(Data entries)
= = = = = = =

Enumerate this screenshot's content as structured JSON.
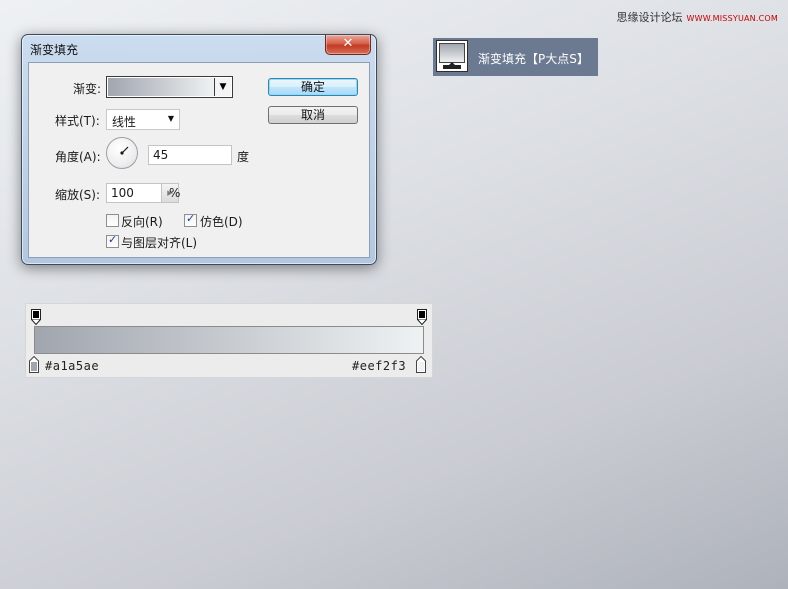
{
  "watermark": {
    "site_name": "思缘设计论坛",
    "url": "WWW.MISSYUAN.COM"
  },
  "dialog": {
    "title": "渐变填充",
    "close_symbol": "✕",
    "labels": {
      "gradient": "渐变:",
      "style": "样式(T):",
      "angle": "角度(A):",
      "scale": "缩放(S):"
    },
    "style_value": "线性",
    "angle_value": "45",
    "angle_unit": "度",
    "scale_value": "100",
    "scale_unit": "%",
    "checkboxes": {
      "reverse": {
        "label": "反向(R)",
        "checked": false
      },
      "dither": {
        "label": "仿色(D)",
        "checked": true
      },
      "align_layer": {
        "label": "与图层对齐(L)",
        "checked": true
      }
    },
    "buttons": {
      "ok": "确定",
      "cancel": "取消"
    },
    "gradient_colors": [
      "#a1a5ae",
      "#eef2f3"
    ]
  },
  "layer": {
    "name": "渐变填充【P大点S】",
    "icon": "gradient-fill-layer-icon"
  },
  "gradient_editor": {
    "start_color": "#a1a5ae",
    "end_color": "#eef2f3"
  },
  "colors": {
    "layer_bg": "#6b7a90",
    "default_button": "#bee6fd",
    "close_button": "#c23a22"
  }
}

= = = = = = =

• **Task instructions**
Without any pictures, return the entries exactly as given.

• **Output of the exercise**
Enumerate this screenshot's content as structured JSON.
{
  "watermark": {
    "site_name": "思缘设计论坛",
    "url": "WWW.MISSYUAN.COM"
  },
  "dialog": {
    "title": "渐变填充",
    "close_symbol": "✕",
    "labels": {
      "gradient": "渐变:",
      "style": "样式(T):",
      "angle": "角度(A):",
      "scale": "缩放(S):"
    },
    "style_value": "线性",
    "angle_value": "45",
    "angle_unit": "度",
    "scale_value": "100",
    "scale_unit": "%",
    "checkboxes": {
      "reverse": {
        "label": "反向(R)",
        "checked": false
      },
      "dither": {
        "label": "仿色(D)",
        "checked": true
      },
      "align_layer": {
        "label": "与图层对齐(L)",
        "checked": true
      }
    },
    "buttons": {
      "ok": "确定",
      "cancel": "取消"
    },
    "gradient_colors": [
      "#a1a5ae",
      "#eef2f3"
    ]
  },
  "layer": {
    "name": "渐变填充【P大点S】",
    "icon": "gradient-fill-layer-icon"
  },
  "gradient_editor": {
    "start_color": "#a1a5ae",
    "end_color": "#eef2f3"
  },
  "colors": {
    "layer_bg": "#6b7a90",
    "default_button": "#bee6fd",
    "close_button": "#c23a22"
  }
}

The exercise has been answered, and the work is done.